TASK REQUIREMENTS: Please tally the lines of the listing that follows where the word "Debug" appears, and reply with the number only.
== SOURCE DATA ==
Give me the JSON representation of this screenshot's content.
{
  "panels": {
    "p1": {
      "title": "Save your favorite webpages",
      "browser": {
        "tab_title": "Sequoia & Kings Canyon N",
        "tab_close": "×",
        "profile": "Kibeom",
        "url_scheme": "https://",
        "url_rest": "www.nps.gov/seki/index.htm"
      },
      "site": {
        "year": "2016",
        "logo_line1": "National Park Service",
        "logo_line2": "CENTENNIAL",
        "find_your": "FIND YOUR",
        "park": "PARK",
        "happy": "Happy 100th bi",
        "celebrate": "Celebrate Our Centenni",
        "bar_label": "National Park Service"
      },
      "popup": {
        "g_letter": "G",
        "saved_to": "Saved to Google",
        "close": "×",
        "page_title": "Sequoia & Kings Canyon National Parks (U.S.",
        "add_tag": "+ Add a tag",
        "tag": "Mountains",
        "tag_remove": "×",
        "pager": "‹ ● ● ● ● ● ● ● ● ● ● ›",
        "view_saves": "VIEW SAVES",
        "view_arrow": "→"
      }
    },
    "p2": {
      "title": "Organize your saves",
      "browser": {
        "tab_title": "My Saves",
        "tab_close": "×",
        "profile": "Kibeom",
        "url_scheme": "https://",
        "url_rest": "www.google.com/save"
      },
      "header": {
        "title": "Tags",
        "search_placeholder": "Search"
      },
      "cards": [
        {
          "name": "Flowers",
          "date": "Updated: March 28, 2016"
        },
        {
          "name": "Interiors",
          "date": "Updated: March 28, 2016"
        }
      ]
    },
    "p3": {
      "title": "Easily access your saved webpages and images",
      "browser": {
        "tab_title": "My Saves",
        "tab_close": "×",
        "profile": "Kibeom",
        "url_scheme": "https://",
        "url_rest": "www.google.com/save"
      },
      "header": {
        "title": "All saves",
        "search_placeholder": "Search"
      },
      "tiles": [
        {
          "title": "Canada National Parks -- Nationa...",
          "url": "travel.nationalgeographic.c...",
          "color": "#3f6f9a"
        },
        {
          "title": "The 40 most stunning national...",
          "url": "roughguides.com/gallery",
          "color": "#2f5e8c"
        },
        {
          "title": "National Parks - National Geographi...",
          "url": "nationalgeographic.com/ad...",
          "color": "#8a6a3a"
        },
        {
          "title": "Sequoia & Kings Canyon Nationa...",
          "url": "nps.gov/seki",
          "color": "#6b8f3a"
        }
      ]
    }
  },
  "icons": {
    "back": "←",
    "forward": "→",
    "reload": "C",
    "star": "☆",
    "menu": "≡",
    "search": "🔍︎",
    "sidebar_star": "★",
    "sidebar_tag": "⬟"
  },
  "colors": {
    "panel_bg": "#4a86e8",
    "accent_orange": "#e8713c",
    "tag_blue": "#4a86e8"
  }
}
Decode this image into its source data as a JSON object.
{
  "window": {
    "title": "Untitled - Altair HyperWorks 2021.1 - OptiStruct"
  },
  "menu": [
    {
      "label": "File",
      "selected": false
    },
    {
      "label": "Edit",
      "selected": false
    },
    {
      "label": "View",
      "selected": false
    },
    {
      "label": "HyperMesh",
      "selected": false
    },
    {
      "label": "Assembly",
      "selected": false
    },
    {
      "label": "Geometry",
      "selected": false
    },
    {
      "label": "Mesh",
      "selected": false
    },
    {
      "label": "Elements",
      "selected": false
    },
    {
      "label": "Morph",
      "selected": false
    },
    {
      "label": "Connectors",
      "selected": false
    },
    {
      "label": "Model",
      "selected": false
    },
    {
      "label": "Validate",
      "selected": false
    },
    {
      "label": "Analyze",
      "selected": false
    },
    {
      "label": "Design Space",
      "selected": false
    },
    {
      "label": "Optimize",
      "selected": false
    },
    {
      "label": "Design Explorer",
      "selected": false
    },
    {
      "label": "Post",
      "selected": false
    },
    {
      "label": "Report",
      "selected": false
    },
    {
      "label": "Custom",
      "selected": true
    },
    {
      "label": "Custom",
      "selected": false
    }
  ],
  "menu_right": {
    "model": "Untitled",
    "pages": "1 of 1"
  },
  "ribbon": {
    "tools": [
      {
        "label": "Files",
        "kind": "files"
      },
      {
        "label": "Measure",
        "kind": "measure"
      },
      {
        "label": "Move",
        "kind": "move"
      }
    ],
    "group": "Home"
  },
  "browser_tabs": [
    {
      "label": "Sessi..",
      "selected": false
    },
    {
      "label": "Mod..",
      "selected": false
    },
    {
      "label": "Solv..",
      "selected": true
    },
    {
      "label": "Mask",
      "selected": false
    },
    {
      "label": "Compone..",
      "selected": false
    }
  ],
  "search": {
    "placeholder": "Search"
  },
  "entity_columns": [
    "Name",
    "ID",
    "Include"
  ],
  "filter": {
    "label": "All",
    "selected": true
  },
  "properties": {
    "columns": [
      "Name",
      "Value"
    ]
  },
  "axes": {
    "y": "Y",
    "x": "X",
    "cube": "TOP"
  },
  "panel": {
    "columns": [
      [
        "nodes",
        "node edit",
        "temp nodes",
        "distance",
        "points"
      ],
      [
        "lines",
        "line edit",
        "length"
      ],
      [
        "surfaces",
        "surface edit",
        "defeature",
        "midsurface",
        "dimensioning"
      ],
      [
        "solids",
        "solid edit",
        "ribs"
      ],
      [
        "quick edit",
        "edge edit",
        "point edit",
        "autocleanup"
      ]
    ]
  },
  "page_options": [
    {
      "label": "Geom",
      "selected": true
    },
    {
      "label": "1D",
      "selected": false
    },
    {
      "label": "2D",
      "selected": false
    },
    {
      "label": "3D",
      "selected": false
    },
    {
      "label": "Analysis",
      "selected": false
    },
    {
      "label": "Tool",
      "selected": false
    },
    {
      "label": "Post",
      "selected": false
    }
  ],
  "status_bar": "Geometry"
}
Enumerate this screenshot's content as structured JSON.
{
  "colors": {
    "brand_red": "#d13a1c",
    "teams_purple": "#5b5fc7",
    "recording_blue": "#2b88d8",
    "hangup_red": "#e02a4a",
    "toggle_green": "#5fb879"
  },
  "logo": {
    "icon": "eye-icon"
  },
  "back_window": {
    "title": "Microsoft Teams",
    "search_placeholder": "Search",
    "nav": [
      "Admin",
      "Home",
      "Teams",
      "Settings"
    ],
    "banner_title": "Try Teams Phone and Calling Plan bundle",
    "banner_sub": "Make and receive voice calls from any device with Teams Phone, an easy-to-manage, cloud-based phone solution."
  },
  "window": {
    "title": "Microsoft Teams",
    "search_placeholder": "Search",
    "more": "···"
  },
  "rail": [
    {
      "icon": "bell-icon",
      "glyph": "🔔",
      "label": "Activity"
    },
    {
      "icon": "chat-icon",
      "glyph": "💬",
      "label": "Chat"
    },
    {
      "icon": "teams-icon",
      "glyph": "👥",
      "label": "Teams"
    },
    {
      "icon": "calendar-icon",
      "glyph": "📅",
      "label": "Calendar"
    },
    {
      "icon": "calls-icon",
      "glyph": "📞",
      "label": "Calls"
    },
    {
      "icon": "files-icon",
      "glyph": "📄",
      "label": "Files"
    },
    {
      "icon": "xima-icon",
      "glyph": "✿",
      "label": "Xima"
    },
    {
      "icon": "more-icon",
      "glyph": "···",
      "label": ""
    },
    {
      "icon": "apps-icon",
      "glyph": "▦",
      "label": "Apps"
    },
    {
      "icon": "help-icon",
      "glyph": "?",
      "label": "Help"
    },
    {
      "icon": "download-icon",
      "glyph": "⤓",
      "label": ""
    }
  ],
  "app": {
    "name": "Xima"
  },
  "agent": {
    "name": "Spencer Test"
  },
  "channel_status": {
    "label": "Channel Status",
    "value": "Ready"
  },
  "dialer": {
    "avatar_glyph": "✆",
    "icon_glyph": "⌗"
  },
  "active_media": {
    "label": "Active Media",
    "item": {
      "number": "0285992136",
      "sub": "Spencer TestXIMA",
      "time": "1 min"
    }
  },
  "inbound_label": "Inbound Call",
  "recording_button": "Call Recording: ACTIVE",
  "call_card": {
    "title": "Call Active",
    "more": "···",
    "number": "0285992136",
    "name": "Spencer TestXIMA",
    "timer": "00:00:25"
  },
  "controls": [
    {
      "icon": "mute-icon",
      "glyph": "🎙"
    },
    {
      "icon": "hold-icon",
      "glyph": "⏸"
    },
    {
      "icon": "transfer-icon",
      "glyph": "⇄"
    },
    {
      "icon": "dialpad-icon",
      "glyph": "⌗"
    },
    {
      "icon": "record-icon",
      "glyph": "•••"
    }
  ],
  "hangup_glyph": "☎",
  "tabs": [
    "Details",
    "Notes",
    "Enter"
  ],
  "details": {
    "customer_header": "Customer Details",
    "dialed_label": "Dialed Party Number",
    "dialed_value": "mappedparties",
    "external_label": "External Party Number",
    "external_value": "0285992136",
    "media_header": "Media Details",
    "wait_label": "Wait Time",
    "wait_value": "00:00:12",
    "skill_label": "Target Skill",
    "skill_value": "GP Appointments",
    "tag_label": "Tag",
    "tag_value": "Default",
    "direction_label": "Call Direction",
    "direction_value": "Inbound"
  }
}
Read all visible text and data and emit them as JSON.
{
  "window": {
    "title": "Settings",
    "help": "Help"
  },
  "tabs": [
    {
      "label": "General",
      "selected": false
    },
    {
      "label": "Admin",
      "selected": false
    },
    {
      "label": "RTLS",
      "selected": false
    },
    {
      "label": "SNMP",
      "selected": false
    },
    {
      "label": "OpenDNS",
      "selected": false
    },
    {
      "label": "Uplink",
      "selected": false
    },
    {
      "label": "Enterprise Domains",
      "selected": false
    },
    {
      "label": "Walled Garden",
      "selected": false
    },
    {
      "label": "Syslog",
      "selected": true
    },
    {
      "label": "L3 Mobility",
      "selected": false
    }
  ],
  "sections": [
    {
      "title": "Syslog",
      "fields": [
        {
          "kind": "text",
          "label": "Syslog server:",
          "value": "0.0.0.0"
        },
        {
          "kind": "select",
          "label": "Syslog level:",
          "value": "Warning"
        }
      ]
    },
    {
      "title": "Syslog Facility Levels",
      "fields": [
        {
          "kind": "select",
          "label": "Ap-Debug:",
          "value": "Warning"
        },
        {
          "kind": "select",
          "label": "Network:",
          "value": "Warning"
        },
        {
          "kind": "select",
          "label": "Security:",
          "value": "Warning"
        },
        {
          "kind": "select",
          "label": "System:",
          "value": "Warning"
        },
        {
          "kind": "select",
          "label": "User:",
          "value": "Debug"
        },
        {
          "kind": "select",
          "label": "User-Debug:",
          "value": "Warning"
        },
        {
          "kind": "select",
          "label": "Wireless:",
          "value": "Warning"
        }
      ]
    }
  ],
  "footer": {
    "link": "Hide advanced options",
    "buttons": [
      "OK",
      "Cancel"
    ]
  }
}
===
OUTPUT OF THE TASK: 3